Please have the confidence to shape Notre Dame into a truly distinct institution. Take up the challenge to clarify for our secular peers that Notre Dame allows – as they do not – “classroom engagement with religious beliefs precisely as religious” (as Brad Gregory put it so well). Reveal to them with the eloquence of which you are capable that the very values and convictions which allow us to consider a whole range of questions that they cannot also necessitate us to restrict the repeated public performance and promotion of works which are deeply offensive to our values.
John, let me commend you for your admirable goal of seeking to find “ways to prevent violence against women.” Over my years of teaching and pastoral service at Notre Dame I have sought to encourage my female students to appreciate their innate dignity and to truly respect themselves. I have been blessed to come to know some amazing women whom I now count as dear friends.
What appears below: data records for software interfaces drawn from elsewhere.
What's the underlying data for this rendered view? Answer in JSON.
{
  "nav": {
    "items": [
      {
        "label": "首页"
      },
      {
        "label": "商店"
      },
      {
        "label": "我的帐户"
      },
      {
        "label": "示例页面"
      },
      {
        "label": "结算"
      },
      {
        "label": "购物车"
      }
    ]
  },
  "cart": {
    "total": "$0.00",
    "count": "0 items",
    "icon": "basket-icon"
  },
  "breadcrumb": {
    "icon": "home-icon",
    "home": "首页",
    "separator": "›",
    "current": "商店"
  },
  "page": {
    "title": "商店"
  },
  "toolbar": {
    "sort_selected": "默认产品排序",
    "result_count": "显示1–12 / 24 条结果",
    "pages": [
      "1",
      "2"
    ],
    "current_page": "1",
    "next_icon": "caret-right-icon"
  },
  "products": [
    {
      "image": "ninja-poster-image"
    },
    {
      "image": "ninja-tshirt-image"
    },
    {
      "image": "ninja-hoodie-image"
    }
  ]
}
Drawing on conversations with such women about the circumstances that they find at Notre Dame leads me to suggest that your rather elaborate committee formed to pursue this goal has the whiff of a public relations exercise about it. The painful reality is that much of the violence against women in our society results from a sick view that separates sex from love and genuine relationship, from the commodification of sex, from the portrayal of women as objects, from the blatant refusal of some men to treat women with dignity and respect. Yet how will the committee be able seriously to address such issues when you have approved the continued production of a play that reduces women to body parts? Surely you see the contradiction here? Could I request that this be an early item for consideration by this committee?
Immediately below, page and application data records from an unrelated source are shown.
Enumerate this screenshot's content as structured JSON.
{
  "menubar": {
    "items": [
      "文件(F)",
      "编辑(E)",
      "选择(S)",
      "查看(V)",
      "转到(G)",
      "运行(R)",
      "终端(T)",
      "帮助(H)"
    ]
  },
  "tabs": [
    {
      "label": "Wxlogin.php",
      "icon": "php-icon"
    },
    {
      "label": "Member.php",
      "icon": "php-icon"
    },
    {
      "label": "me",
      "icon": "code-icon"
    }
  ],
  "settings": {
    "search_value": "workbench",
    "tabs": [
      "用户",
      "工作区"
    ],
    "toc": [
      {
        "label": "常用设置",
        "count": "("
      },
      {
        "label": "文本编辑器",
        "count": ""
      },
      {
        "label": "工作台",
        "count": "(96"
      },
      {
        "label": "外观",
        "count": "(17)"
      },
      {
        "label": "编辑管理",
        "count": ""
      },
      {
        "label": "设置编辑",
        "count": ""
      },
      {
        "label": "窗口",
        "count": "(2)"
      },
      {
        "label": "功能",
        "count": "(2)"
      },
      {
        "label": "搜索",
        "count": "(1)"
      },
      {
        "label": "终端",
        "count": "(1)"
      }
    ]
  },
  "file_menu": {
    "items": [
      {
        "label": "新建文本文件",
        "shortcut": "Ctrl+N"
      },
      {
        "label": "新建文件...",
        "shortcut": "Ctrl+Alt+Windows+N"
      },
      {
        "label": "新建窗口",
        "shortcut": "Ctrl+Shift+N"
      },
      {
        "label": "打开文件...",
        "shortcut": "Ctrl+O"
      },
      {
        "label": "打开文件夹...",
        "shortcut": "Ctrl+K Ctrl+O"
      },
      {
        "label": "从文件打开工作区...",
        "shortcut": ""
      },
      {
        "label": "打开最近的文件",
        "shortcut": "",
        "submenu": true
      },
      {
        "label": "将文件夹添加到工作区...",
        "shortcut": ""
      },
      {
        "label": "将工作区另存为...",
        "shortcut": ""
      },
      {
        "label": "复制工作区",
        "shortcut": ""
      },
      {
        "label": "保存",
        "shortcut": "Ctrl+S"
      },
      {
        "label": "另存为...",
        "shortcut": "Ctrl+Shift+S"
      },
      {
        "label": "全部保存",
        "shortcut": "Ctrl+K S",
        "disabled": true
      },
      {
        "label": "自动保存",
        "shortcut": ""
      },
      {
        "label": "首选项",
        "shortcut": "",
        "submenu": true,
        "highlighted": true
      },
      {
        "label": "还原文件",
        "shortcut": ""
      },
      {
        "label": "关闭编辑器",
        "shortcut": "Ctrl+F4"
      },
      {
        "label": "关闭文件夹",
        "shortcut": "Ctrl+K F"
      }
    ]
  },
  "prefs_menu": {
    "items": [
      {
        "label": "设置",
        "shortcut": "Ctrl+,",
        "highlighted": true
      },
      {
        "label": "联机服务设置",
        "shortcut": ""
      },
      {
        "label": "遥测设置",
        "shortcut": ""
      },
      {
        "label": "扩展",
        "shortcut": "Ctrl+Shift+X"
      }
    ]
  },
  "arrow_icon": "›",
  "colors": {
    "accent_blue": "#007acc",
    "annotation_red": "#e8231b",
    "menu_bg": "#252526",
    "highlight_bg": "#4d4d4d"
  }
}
What I ask of you in this letter will require you to dig deep into your heart and soul and to re-open a matter of which I am sure you want to be well rid. I suspect you have had moments when you wished never to hear of “The Vagina Monologues” again, and we both know that there are many other important matters to which you must attend. But careful readers of works like George Marsden’s “The Soul of the American University” know that similar decisions to yours which conformed religious schools to their secular peers inexorably led them down a dangerous path to the full surrender of their religious mission and identity. Regrettably, places like Georgetown University are well advanced on this course. Don’t let us merely follow them. To do so you would be a betrayal of our forebears in Holy Cross. Instead, Notre Dame must lead the way in American Catholic higher education. Please go back to your best self and to your original instincts and position on this matter. Don’t embarrass those of us who want to work with you to build a great Catholic university. Lead us.
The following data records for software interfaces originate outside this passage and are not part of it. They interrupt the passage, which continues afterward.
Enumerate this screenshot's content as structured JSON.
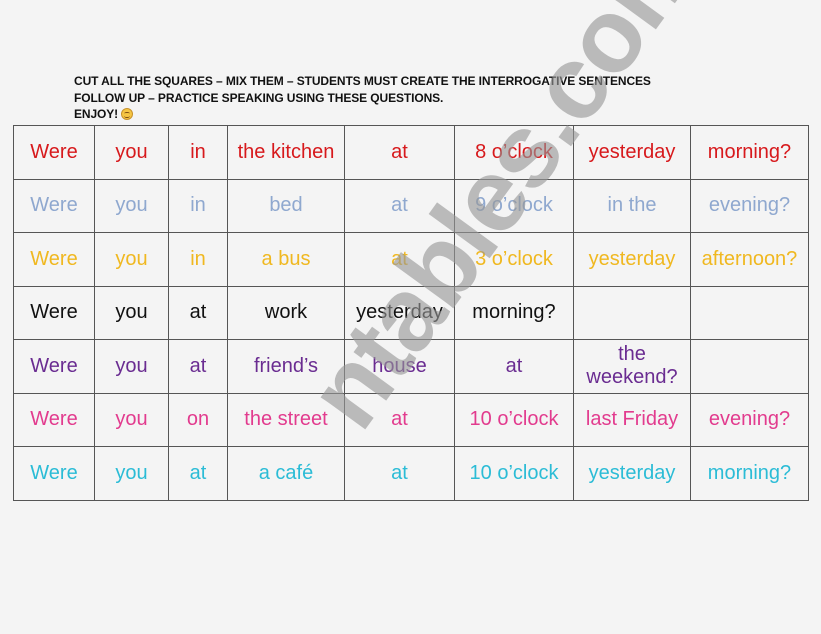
{
  "instructions": {
    "line1": "CUT ALL THE SQUARES – MIX THEM – STUDENTS MUST CREATE THE INTERROGATIVE SENTENCES",
    "line2": "FOLLOW UP – PRACTICE SPEAKING USING THESE QUESTIONS.",
    "line3": "ENJOY!",
    "emoji_icon": "smiling-face-icon"
  },
  "rows": [
    {
      "color": "#d7191c",
      "cells": [
        "Were",
        "you",
        "in",
        "the kitchen",
        "at",
        "8 o’clock",
        "yesterday",
        "morning?"
      ]
    },
    {
      "color": "#8fa8cf",
      "cells": [
        "Were",
        "you",
        "in",
        "bed",
        "at",
        "9 o’clock",
        "in the",
        "evening?"
      ]
    },
    {
      "color": "#f0b820",
      "cells": [
        "Were",
        "you",
        "in",
        "a bus",
        "at",
        "3 o’clock",
        "yesterday",
        "afternoon?"
      ]
    },
    {
      "color": "#111111",
      "cells": [
        "Were",
        "you",
        "at",
        "work",
        "yesterday",
        "morning?",
        "",
        ""
      ]
    },
    {
      "color": "#6a2c91",
      "cells": [
        "Were",
        "you",
        "at",
        "friend’s",
        "house",
        "at",
        "the weekend?",
        ""
      ]
    },
    {
      "color": "#e23b8e",
      "cells": [
        "Were",
        "you",
        "on",
        "the street",
        "at",
        "10 o’clock",
        "last Friday",
        "evening?"
      ]
    },
    {
      "color": "#2bbcd6",
      "cells": [
        "Were",
        "you",
        "at",
        "a café",
        "at",
        "10 o’clock",
        "yesterday",
        "morning?"
      ]
    }
  ],
  "watermark": {
    "text": "ntables.com"
  }
}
Know of my prayers for you during this holiest of weeks.
Bill Miscamble, C.S.C.
Associate Professor of History